━━━━━ Material for this exercise ━━━━━

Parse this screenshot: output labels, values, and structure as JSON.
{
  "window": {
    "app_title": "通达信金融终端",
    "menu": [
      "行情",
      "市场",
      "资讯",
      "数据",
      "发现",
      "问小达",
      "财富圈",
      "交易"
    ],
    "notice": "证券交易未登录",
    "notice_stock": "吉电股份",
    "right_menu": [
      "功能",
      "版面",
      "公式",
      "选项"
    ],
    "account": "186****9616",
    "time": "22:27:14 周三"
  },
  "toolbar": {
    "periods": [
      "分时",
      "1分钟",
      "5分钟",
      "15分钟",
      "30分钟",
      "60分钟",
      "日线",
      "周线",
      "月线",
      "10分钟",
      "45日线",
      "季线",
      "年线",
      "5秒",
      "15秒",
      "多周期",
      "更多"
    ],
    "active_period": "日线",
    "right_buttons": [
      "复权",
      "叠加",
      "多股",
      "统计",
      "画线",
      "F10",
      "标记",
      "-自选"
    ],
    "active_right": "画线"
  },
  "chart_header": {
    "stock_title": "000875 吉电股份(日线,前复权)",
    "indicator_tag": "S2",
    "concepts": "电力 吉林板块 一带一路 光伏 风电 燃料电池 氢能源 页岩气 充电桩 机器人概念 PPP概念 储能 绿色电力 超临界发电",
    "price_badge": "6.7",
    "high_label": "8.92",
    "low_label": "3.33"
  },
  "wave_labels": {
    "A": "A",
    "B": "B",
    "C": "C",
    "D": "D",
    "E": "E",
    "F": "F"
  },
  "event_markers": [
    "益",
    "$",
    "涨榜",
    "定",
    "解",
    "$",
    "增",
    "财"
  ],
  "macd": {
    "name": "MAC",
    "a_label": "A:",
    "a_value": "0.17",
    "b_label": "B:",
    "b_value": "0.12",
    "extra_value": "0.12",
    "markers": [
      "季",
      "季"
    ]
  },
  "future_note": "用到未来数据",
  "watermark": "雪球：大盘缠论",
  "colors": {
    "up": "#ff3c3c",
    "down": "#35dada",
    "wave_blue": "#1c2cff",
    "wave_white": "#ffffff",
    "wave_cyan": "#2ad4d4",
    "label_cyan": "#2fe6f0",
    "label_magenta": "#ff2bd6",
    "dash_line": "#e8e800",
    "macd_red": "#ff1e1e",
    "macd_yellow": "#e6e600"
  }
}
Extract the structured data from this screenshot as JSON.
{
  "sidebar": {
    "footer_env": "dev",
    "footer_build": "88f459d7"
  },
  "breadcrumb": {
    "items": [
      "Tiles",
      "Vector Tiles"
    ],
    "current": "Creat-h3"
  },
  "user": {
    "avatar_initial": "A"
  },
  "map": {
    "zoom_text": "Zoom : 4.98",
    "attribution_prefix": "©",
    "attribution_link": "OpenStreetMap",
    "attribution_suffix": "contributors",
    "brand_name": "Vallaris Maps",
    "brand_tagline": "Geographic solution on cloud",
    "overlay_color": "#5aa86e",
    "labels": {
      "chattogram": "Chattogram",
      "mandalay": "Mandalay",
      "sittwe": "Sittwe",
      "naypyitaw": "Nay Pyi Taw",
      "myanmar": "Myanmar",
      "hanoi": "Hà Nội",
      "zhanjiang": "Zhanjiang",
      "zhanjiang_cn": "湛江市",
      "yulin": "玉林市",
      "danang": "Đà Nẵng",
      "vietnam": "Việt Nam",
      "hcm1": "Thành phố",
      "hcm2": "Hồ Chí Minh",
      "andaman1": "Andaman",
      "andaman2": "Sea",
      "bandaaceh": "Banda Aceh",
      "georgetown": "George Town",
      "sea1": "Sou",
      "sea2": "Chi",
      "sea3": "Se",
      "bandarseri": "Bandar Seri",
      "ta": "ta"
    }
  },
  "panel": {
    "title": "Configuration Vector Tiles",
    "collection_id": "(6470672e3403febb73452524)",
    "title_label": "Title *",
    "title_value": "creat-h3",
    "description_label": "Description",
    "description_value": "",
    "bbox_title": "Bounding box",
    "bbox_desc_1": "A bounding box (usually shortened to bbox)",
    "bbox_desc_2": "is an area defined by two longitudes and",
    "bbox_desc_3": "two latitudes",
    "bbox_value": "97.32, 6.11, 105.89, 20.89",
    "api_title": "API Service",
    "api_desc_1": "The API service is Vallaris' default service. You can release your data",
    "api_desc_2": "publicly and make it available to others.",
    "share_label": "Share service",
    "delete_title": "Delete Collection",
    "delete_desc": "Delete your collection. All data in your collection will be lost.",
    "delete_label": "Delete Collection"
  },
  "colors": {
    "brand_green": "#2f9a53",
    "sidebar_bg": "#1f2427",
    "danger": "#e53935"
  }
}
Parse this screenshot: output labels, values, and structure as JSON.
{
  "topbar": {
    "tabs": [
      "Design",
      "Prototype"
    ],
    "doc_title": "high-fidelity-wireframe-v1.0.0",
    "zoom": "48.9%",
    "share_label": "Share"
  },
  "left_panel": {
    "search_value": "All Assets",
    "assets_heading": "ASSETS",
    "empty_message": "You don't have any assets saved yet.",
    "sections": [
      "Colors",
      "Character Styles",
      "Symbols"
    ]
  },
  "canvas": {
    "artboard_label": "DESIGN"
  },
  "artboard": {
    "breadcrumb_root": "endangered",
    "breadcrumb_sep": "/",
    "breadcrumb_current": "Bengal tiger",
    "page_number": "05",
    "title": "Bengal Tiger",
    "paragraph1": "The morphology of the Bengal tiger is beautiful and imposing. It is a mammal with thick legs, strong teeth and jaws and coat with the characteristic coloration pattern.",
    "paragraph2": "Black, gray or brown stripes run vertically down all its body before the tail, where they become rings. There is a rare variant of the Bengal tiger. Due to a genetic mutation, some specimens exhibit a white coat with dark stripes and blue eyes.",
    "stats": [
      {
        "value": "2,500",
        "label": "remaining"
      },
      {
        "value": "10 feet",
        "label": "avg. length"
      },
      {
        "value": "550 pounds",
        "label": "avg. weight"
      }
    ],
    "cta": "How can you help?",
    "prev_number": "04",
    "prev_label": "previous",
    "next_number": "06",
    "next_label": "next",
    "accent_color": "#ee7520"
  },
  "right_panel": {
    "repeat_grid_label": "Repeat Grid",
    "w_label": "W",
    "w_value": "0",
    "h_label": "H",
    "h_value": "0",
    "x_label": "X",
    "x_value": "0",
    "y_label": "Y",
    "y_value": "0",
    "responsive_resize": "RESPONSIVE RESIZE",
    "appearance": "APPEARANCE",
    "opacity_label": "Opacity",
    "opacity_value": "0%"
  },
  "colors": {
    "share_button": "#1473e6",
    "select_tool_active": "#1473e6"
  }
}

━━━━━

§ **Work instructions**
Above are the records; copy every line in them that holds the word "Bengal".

§ **The answer**
    "breadcrumb_current": "Bengal tiger",
    "title": "Bengal Tiger",
    "paragraph1": "The morphology of the Bengal tiger is beautiful and imposing. It is a mammal with thick legs, strong teeth and jaws and coat with the characteristic coloration pattern.",
    "paragraph2": "Black, gray or brown stripes run vertically down all its body before the tail, where they become rings. There is a rare variant of the Bengal tiger. Due to a genetic mutation, some specimens exhibit a white coat with dark stripes and blue eyes.",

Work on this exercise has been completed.